(Beginning of DATA SHOWN)
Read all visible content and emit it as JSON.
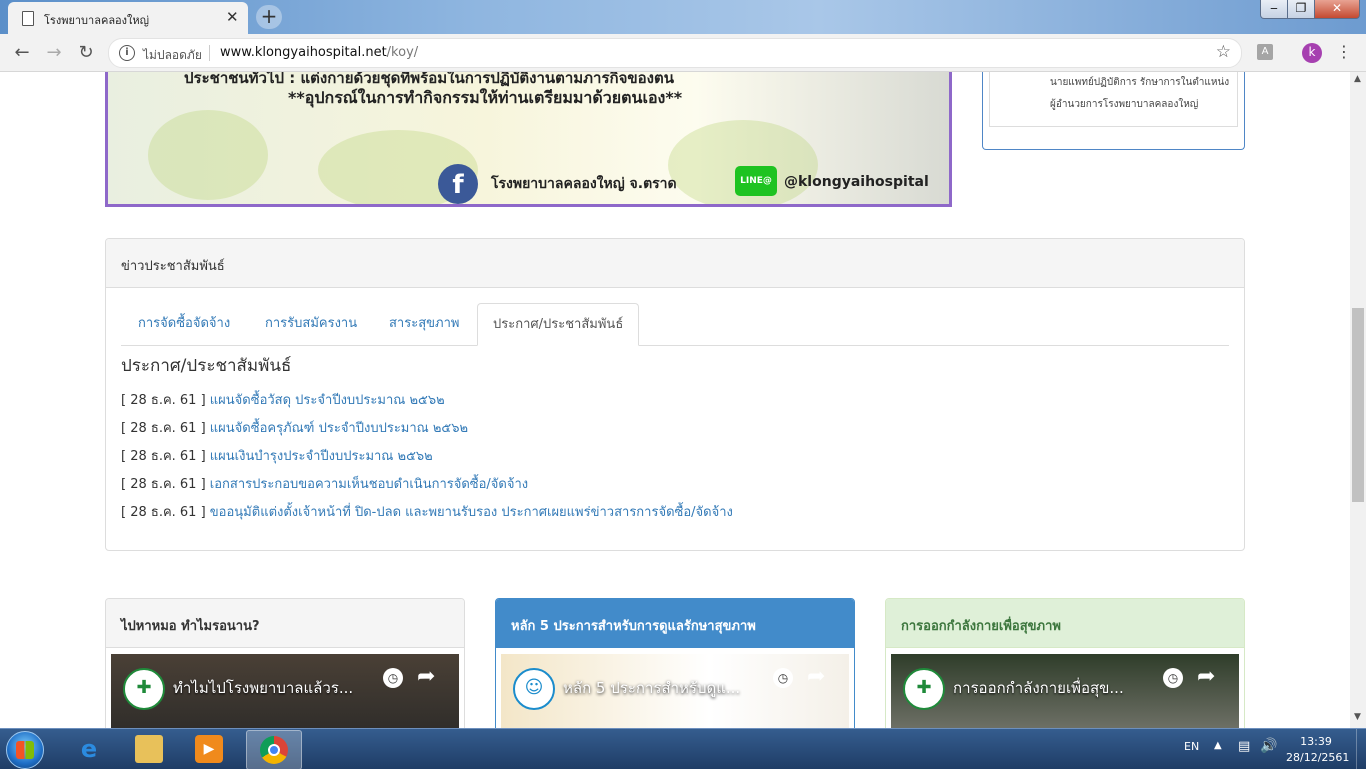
{
  "browser": {
    "tab_title": "โรงพยาบาลคลองใหญ่",
    "tab_close": "✕",
    "new_tab": "+",
    "security_label": "ไม่ปลอดภัย",
    "url_host": "www.klongyaihospital.net",
    "url_path": "/koy/",
    "profile_initial": "k",
    "win_minimize": "‒",
    "win_maximize": "❐",
    "win_close": "✕"
  },
  "banner": {
    "line1": "ประชาชนทั่วไป : แต่งกายด้วยชุดที่พร้อมในการปฏิบัติงานตามภารกิจของตน",
    "line2": "**อุปกรณ์ในการทำกิจกรรมให้ท่านเตรียมมาด้วยตนเอง**",
    "facebook_letter": "f",
    "facebook_page": "โรงพยาบาลคลองใหญ่ จ.ตราด",
    "line_badge": "LINE@",
    "line_id": "@klongyaihospital"
  },
  "director": {
    "line1": "นายแพทย์ปฏิบัติการ รักษาการในตำแหน่ง",
    "line2": "ผู้อำนวยการโรงพยาบาลคลองใหญ่"
  },
  "news": {
    "header": "ข่าวประชาสัมพันธ์",
    "tabs": [
      "การจัดซื้อจัดจ้าง",
      "การรับสมัครงาน",
      "สาระสุขภาพ",
      "ประกาศ/ประชาสัมพันธ์"
    ],
    "active_tab": 3,
    "section_title": "ประกาศ/ประชาสัมพันธ์",
    "items": [
      {
        "date": "[ 28 ธ.ค. 61 ]",
        "title": "แผนจัดซื้อวัสดุ ประจำปีงบประมาณ ๒๕๖๒"
      },
      {
        "date": "[ 28 ธ.ค. 61 ]",
        "title": "แผนจัดซื้อครุภัณฑ์ ประจำปีงบประมาณ ๒๕๖๒"
      },
      {
        "date": "[ 28 ธ.ค. 61 ]",
        "title": "แผนเงินบำรุงประจำปีงบประมาณ ๒๕๖๒"
      },
      {
        "date": "[ 28 ธ.ค. 61 ]",
        "title": "เอกสารประกอบขอความเห็นชอบดำเนินการจัดซื้อ/จัดจ้าง"
      },
      {
        "date": "[ 28 ธ.ค. 61 ]",
        "title": "ขออนุมัติแต่งตั้งเจ้าหน้าที่ ปิด-ปลด และพยานรับรอง ประกาศเผยแพร่ข่าวสารการจัดซื้อ/จัดจ้าง"
      }
    ]
  },
  "cards": [
    {
      "title": "ไปหาหมอ ทำไมรอนาน?",
      "video_title": "ทำไมไปโรงพยาบาลแล้วร...",
      "color_header_bg": "#f5f5f5",
      "color_border": "#dddddd",
      "color_text": "#333333"
    },
    {
      "title": "หลัก 5 ประการสำหรับการดูแลรักษาสุขภาพ",
      "video_title": "หลัก 5 ประการสำหรับดูแ...",
      "color_header_bg": "#428bca",
      "color_border": "#428bca",
      "color_text": "#ffffff"
    },
    {
      "title": "การออกกำลังกายเพื่อสุขภาพ",
      "video_title": "การออกกำลังกายเพื่อสุข...",
      "color_header_bg": "#dff0d8",
      "color_border": "#d6e9c6",
      "color_text": "#3c763d"
    }
  ],
  "taskbar": {
    "lang": "EN",
    "time": "13:39",
    "date": "28/12/2561"
  },
  "icons": {
    "back": "←",
    "forward": "→",
    "reload": "↻",
    "star": "☆",
    "menu": "⋮",
    "info": "i",
    "clock": "◷",
    "share": "➦"
  }
}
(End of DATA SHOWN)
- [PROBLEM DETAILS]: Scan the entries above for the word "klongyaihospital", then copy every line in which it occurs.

- [EXERCISE SOLUTION]:
    "url_host": "www.klongyaihospital.net",
    "line_id": "@klongyaihospital"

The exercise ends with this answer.